2 Grynbaum, M (January 26, 2017) “Trump Strategist Stephen Bannon Says Media Should ‘Keep Its Mouth Shut,’” The New York Times. Retrieved from https://www.nytimes.com/2017/01/26/business/media/stephen-bannon-trump-news-media.html (last visited February 8, 2017).
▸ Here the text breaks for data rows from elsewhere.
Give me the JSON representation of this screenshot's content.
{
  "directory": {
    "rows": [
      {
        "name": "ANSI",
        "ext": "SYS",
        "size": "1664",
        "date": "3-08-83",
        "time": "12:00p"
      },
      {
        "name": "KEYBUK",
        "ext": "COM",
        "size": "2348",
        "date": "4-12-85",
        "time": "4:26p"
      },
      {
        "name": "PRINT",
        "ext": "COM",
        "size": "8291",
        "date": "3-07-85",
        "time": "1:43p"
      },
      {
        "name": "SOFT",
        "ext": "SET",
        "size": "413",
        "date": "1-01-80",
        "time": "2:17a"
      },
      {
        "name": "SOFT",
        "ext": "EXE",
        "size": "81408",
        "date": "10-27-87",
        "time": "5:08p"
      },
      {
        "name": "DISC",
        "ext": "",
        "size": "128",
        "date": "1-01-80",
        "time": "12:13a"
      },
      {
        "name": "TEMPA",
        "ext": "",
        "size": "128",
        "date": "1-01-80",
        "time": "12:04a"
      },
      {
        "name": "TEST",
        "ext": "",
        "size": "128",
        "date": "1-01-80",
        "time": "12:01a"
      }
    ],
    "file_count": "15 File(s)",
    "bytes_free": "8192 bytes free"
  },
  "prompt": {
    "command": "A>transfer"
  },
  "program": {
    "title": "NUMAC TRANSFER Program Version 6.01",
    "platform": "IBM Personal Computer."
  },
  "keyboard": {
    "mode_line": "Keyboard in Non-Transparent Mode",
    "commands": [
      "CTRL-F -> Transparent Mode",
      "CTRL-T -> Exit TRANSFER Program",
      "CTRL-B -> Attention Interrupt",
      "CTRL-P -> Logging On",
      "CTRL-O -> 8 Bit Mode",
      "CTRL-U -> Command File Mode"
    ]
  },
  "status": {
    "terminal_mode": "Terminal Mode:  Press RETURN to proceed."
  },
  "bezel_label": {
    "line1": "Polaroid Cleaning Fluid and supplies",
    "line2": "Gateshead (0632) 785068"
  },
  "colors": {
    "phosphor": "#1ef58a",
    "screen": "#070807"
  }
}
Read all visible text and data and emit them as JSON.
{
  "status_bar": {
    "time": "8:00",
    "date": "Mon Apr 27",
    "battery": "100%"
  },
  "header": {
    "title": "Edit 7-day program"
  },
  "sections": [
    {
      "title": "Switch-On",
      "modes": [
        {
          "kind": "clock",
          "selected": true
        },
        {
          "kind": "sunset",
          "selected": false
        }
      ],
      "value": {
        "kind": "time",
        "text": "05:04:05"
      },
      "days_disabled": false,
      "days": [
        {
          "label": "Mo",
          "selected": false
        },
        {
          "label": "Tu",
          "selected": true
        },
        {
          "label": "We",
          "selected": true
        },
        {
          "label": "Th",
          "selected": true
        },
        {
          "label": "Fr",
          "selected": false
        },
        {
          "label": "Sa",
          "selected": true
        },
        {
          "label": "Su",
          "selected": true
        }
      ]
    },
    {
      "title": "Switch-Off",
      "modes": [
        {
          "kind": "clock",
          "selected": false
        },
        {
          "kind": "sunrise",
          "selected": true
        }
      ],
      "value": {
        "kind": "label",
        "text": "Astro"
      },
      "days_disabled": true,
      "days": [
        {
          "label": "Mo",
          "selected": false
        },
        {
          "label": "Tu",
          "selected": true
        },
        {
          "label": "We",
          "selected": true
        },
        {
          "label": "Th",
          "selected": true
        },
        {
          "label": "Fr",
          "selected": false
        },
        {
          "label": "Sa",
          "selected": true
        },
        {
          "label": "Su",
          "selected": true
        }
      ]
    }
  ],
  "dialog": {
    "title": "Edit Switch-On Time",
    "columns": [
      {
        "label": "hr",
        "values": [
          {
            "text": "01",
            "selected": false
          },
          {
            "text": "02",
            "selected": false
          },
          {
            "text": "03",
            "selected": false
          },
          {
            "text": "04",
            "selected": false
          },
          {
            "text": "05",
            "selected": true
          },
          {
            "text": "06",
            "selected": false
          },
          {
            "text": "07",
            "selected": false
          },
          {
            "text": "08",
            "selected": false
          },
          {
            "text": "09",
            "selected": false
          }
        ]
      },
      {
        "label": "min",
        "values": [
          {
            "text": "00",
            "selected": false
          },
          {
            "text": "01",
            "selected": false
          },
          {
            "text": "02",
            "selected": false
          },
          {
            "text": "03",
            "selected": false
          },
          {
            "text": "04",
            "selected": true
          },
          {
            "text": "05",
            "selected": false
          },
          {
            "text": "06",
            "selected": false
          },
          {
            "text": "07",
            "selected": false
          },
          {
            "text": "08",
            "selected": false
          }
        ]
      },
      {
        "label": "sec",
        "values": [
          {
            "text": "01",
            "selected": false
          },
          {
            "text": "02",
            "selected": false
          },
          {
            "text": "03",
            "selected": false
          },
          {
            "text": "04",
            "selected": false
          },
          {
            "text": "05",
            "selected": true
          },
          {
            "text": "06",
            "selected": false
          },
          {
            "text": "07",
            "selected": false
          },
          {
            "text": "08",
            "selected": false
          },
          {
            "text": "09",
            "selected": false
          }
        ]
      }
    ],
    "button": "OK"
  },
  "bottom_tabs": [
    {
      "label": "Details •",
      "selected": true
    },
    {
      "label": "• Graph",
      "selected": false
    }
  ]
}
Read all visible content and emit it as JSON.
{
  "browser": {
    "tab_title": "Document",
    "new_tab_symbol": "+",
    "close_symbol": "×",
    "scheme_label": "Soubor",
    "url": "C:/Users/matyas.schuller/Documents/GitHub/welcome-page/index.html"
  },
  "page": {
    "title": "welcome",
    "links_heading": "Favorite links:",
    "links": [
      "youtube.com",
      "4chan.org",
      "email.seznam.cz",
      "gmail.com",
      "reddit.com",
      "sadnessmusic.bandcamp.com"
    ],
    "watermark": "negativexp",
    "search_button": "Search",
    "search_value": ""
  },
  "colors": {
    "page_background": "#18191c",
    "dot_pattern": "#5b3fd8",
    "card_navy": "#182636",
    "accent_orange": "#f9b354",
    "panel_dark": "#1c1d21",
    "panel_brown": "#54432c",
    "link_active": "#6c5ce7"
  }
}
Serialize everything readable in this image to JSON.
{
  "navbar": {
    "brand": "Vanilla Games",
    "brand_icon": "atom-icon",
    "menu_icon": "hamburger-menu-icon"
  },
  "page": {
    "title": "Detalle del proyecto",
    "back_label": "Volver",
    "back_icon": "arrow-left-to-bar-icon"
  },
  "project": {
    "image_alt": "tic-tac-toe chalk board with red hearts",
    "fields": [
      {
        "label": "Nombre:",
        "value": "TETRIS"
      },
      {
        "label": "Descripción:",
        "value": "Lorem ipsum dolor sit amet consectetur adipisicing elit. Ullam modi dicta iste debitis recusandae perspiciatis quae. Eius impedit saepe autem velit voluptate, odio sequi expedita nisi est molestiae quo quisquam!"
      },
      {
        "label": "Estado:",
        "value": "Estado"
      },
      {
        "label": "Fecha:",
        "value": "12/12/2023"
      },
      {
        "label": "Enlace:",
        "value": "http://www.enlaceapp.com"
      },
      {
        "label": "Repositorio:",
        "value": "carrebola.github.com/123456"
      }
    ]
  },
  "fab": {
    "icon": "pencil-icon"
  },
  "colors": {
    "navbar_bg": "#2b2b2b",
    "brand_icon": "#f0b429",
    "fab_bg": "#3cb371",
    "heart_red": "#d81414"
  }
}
3 Swaine, J (2017, January 24) “Four more journalists get felony charges after covering inauguration unrest,” The Guardian. Retrieved from https://www.theguardian.com/media/2017/jan/24/journalists-charged-felonies-trump-inauguration-unrest (last visited February 8, 2017).